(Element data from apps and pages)

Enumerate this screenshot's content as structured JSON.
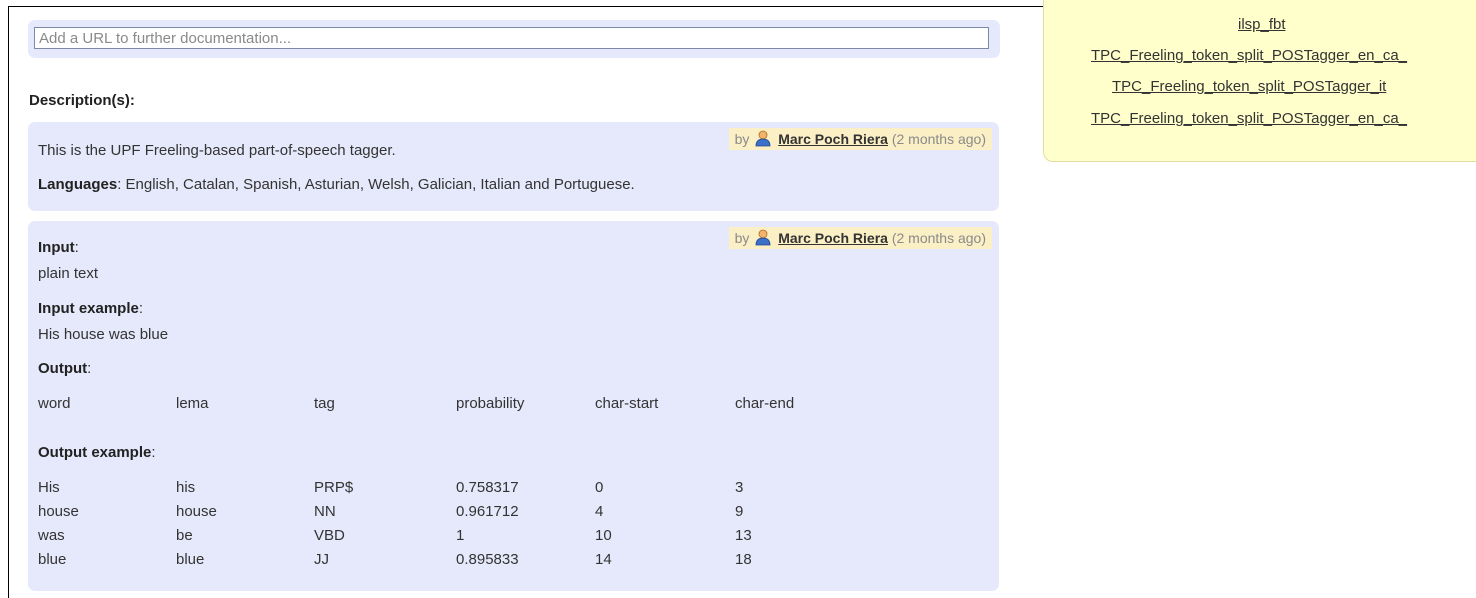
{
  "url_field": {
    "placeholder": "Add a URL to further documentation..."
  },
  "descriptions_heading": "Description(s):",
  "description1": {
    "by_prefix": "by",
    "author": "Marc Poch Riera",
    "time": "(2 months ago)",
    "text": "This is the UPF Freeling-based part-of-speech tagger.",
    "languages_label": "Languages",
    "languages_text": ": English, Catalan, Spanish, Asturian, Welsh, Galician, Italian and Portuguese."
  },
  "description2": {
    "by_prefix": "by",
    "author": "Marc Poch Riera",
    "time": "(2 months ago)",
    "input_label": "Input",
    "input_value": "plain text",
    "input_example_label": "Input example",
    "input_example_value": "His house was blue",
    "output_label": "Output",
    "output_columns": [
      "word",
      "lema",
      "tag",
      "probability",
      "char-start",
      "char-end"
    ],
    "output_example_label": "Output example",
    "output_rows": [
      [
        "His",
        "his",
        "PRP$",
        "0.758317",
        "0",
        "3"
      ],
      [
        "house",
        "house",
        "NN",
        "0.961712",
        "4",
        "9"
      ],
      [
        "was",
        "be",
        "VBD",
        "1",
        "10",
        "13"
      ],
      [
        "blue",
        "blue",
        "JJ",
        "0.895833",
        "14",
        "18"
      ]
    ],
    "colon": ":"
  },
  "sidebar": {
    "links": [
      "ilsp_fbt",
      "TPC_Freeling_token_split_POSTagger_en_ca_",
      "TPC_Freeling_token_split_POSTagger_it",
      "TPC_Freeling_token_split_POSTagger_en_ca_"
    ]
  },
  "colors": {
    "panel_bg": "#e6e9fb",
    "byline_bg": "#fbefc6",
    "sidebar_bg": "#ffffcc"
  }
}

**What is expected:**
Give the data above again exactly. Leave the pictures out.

**Written answer:**
Enumerate this screenshot's content as structured JSON.
{
  "url_field": {
    "placeholder": "Add a URL to further documentation..."
  },
  "descriptions_heading": "Description(s):",
  "description1": {
    "by_prefix": "by",
    "author": "Marc Poch Riera",
    "time": "(2 months ago)",
    "text": "This is the UPF Freeling-based part-of-speech tagger.",
    "languages_label": "Languages",
    "languages_text": ": English, Catalan, Spanish, Asturian, Welsh, Galician, Italian and Portuguese."
  },
  "description2": {
    "by_prefix": "by",
    "author": "Marc Poch Riera",
    "time": "(2 months ago)",
    "input_label": "Input",
    "input_value": "plain text",
    "input_example_label": "Input example",
    "input_example_value": "His house was blue",
    "output_label": "Output",
    "output_columns": [
      "word",
      "lema",
      "tag",
      "probability",
      "char-start",
      "char-end"
    ],
    "output_example_label": "Output example",
    "output_rows": [
      [
        "His",
        "his",
        "PRP$",
        "0.758317",
        "0",
        "3"
      ],
      [
        "house",
        "house",
        "NN",
        "0.961712",
        "4",
        "9"
      ],
      [
        "was",
        "be",
        "VBD",
        "1",
        "10",
        "13"
      ],
      [
        "blue",
        "blue",
        "JJ",
        "0.895833",
        "14",
        "18"
      ]
    ],
    "colon": ":"
  },
  "sidebar": {
    "links": [
      "ilsp_fbt",
      "TPC_Freeling_token_split_POSTagger_en_ca_",
      "TPC_Freeling_token_split_POSTagger_it",
      "TPC_Freeling_token_split_POSTagger_en_ca_"
    ]
  },
  "colors": {
    "panel_bg": "#e6e9fb",
    "byline_bg": "#fbefc6",
    "sidebar_bg": "#ffffcc"
  }
}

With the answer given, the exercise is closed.